If Nintendo is going to continue to ignore the F-Zero series, at least they gave us Big Blue as both an incredible homage to the series and one of the best courses in Mario Kart 8. A rollicking rock riff accompanies players zooming down the highway; the course itself is so long that it’s split into three parts rather than three complete laps. Each section surpasses the past, providing the player with a sense of speed unlike any other track within the game. We may not be playing as Captain Falcon, but for a beautiful brief moment, we can feel like we are.
Okay okay hear me out: It’s a volcano and it grumbles. What’s not to love? The tight turns, plethora of pathways, and the foreboding dark and dank atmosphere help make the track memorable. Any track can have those things, but Grumble Volcano has something else special: it falls apart. It may be hard to notice when cruising in first place, but the longer you stay on the track, the more it crumbles beneath your wheels. Gorges gape throughout the track while the safe (if slow) corners collapse, demanding precision of any racer who doesn’t want to go wheels first into the boiling magma. There’s simply nothing else like it.
Howdy partner and fall in line, it’s time for a drive through of the world famous Wario’s Gold Mine. An essential course from Mario Kart Wii, it’s no pun to say that this track shines. The revitalized course design incorporates the anti-gravity so beautifully, you start to wonder how it ever existed without it. The track feels like a rollercoaster: plucky country-yolk music blasts while Shy Guys chanting along all the live-long day, minecarts that give you an essential boost of speed, and one of the more easily obtained short-cuts within the game make the track worthy of its place in the community.

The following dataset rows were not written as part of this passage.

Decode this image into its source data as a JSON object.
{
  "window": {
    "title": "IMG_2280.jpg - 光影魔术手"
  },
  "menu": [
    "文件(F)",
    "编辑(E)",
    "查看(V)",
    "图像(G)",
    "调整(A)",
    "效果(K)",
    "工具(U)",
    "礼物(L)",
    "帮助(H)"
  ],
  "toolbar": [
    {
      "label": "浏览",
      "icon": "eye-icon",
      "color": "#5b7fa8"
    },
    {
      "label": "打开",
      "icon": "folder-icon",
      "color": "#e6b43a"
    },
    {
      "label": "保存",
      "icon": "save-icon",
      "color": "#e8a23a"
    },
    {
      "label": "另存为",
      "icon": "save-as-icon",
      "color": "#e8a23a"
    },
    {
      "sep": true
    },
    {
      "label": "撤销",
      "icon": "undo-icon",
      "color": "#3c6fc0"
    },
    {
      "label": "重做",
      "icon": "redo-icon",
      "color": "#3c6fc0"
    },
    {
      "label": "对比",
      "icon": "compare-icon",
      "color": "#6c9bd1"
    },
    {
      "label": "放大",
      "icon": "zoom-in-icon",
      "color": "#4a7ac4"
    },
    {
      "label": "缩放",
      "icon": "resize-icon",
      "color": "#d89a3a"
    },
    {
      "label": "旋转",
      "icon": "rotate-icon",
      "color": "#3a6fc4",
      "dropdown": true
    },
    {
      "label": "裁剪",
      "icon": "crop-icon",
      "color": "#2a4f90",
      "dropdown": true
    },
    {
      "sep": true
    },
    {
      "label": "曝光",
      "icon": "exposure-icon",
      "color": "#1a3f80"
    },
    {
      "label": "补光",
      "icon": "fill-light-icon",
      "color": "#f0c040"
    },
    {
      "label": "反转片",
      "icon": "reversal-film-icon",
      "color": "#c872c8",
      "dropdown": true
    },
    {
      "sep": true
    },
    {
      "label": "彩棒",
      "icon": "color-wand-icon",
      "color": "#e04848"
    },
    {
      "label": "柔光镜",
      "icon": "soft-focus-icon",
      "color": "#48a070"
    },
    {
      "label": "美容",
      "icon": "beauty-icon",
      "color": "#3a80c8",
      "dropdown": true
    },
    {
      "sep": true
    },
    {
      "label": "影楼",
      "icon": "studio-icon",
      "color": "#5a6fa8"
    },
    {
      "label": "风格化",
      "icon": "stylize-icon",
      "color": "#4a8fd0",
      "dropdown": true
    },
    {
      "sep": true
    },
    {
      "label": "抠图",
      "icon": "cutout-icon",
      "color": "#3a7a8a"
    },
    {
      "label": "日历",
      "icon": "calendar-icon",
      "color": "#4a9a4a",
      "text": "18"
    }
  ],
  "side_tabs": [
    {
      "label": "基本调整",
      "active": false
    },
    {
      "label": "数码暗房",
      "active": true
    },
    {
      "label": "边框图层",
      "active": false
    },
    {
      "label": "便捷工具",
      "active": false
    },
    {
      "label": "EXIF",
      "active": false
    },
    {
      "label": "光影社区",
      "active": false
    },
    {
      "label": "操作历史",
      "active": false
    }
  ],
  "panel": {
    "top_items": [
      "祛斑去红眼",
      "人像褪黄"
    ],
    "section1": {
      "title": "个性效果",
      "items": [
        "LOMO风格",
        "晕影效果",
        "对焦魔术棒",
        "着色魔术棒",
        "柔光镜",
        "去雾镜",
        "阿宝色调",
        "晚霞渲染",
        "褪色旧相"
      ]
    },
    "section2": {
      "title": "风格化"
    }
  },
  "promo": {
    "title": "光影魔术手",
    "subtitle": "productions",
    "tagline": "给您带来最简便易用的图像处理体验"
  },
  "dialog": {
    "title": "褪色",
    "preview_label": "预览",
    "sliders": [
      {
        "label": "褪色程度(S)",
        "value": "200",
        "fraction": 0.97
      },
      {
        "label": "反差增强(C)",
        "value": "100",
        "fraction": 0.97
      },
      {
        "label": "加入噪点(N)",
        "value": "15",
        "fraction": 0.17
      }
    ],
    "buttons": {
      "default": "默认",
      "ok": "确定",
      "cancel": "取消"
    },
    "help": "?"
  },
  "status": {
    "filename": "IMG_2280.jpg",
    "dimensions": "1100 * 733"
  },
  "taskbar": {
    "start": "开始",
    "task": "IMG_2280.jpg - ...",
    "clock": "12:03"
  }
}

Could it be any other? Another straight-through course, the snowy Mount Wario provides the ultimate backcountry driver experience. Jump out of the plane and kart down the mountain side as fast as possible; whoosh past waterfalls, fly through a forest, and mow down moguls to take first place. Every bump, and there are plenty, perfectly poises players for tricks, providing speed boosts to propel you slightly closer to the head of the pack. The triumphant music gives order to the chaotic sensibilities of nature itself. Conquering the track isn’t an easy feat, but once you know it well, you’ll never want to go anywhere else.
Mik Deitz is a freelance writer and Paste intern. They inhale stories in videogames, films, TV and books, and have never finished God of War (2018). Yell at or compliment them on Twitter @dietdeitz.